The frequency of first-party claims nevertheless levelled off in 2021 and 2022 whilst the quantum of third-party claims remains modest in comparison, although this could of course change.
Return of data privacy
For all the well-founded focus on first-party (ransomware) claims in recent years, as well as the cyber aggregation issue, an older risk (data privacy) merits close attention following recent rulings in certain U.S. states around the Biometric Privacy Data Act (BIPA) that have revealed huge potential exposures.
Companies that collect and retain biometric data such as fingerprints and face scans without obtaining proper consent face the risk of significant penalties given damages accrue per scan and can date back as far as five years.
With BIPA carrying a penalty of up to USD 1,000 for each negligent violation and USD 5,000 for each reckless or intentional violation (plus fees and costs), the dollars at stake in terms of damages are potentially substantial.
A number of judgements have already decided in favour of plaintiffs – one high profile (jury-led) settlement landed at over USD 200 million – and with little visibility around how many U.S. companies are potentially exposed to BIPA, not to mention the relatively long tail associated with such claims, the issue represents one of the more impactful known unknowns confronting the cyber insurance market.

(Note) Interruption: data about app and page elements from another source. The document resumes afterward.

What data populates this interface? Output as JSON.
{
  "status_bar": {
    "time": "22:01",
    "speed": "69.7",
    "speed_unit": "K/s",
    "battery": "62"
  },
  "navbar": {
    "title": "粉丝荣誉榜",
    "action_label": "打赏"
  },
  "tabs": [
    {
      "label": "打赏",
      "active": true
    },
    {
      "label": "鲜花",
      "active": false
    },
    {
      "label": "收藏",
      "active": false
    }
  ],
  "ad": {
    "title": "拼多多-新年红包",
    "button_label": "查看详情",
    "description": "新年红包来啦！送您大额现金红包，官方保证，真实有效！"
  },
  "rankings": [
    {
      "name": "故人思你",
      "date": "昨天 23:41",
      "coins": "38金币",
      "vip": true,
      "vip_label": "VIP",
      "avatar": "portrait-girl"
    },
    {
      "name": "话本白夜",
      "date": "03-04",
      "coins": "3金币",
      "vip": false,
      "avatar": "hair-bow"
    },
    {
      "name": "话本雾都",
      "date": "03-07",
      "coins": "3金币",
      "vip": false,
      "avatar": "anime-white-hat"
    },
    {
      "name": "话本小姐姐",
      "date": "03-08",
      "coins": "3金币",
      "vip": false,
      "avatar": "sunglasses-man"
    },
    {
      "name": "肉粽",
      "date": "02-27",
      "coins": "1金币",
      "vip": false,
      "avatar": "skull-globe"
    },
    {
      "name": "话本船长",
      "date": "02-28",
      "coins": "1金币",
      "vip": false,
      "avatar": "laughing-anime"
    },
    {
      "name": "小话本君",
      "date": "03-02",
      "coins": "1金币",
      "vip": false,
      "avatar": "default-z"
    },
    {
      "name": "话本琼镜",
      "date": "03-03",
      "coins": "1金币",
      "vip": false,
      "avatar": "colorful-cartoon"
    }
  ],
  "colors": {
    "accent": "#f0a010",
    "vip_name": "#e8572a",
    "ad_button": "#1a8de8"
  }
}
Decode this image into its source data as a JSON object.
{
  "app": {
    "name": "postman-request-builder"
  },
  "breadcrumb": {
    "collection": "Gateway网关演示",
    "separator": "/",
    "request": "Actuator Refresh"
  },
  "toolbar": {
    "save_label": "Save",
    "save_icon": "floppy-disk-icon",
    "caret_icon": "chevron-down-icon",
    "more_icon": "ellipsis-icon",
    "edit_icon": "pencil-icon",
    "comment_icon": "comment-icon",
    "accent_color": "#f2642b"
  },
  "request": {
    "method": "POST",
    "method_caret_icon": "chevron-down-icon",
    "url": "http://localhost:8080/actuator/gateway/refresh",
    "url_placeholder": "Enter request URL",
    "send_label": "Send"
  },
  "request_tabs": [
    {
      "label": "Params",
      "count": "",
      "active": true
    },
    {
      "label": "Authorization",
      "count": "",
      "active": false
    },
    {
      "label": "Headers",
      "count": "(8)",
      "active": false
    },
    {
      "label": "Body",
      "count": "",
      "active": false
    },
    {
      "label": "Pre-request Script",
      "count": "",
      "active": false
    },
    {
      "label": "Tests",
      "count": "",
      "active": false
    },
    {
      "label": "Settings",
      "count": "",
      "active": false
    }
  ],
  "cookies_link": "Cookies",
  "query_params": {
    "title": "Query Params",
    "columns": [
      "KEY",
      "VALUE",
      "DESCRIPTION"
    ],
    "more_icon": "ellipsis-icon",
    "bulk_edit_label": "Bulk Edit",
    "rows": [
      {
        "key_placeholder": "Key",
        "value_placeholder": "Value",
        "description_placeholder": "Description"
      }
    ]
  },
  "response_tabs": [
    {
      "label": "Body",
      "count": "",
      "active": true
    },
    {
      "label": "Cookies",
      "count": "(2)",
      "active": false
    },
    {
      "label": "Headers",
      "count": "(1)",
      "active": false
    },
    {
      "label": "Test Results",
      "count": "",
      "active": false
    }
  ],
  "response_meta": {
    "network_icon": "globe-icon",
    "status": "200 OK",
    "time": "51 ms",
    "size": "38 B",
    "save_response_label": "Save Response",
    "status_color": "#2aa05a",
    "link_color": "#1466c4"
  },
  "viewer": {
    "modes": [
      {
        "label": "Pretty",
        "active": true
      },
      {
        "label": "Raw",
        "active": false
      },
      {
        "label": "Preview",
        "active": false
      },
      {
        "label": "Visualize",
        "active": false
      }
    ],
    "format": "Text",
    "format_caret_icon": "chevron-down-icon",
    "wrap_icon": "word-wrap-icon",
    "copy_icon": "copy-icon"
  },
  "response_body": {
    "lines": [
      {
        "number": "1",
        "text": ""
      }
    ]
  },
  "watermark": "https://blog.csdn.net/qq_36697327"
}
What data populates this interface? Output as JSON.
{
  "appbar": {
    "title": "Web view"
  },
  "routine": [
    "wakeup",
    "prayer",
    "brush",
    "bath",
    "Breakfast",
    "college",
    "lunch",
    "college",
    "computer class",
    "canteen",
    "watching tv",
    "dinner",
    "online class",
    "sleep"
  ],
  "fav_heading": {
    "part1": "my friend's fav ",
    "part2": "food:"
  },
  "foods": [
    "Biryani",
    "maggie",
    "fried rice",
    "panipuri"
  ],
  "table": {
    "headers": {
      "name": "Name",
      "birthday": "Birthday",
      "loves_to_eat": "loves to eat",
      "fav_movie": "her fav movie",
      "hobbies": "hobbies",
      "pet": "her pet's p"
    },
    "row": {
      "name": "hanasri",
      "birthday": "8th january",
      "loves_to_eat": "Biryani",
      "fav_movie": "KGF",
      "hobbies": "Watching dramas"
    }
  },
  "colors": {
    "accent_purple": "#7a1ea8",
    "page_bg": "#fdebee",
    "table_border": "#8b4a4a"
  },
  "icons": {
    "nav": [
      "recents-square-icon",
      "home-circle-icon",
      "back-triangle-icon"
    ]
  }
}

Easing cyber data pressures
Bringing considerably higher premiums into the equation, underwriting results were much improved for U.S. cyber insurers last year, with most carriers comfortably back into profitable territory.
When looking at data in aggregate for standalone cyber policies specifically, the sector’s performance was strong in 2022, with the loss ratio falling to 44% from 65% in 2021.
Significantly increased premium flow into the U.S. market last year (up 60% year-on-year) had a strong bearing on results, as losses and defence costs remained relatively stable.
Loss ratio for U.S. standalone cyber insurance policies
These underlying trends are being replicated (and amplified) outside of the U.S., including France, where the loss ratio fell to an even more favourable 22% last year.
There was considerable variability within this overall figure, however, with the loss ratio for large companies (with >EUR 1.5 billion turnover) sitting at 16% compared to 100% for medium-sized companies with turnover of between EUR 10 million and EUR 50 million.
Performance of France cyber insurance market
Improved cyber hygiene has been a decisive factor in delivering improved underwriting performance post-2020. The investments companies have made in getting to this point have been considerable, but hardened cyber defences have left companies less vulnerable to prolonged disruption or outsized losses in the event of a breach.
The cost of insurance cover is also more commensurate with attritional loss costs. Having sustained one of the most painful market corrections in recent times, conditions are now relenting and buyers that have the necessary risk controls in place are being rewarded with more favourable pricing and terms.
Cyber insurance fulfilling the potential
This puts the market on a sound footing for profitable growth. Should current growth trends be maintained for the remainder of this decade, an ambitious but feasible scenario given the high level of demand globally and the amount of capacity returning to the market, GWP could exceed USD 50 billion by 2030, rivalling the scale of other major P&C lines of business such as D&O.
Gross written premium projections for global cyber insurance market
Whilst the U.S. will remain the biggest cyber market by some distance, Europe, starting from a much lower base, is expected to close the gap somewhat during this time. Territories seeing particularly robust growth include France, Germany, Israel, Scandinavia and the United Kingdom.
Market size projections by 2030 – cyber vs D&O
The growth potential for cyber insurance is unparalleled. The realisation of this potential is tied in part to external factors such as geopolitics and macroeconomics, but by focusing on key issues within its domain – including penetration, tail-risk management and reinsurance capacity – the market can overcome potential growth limitations and secure long-term relevance.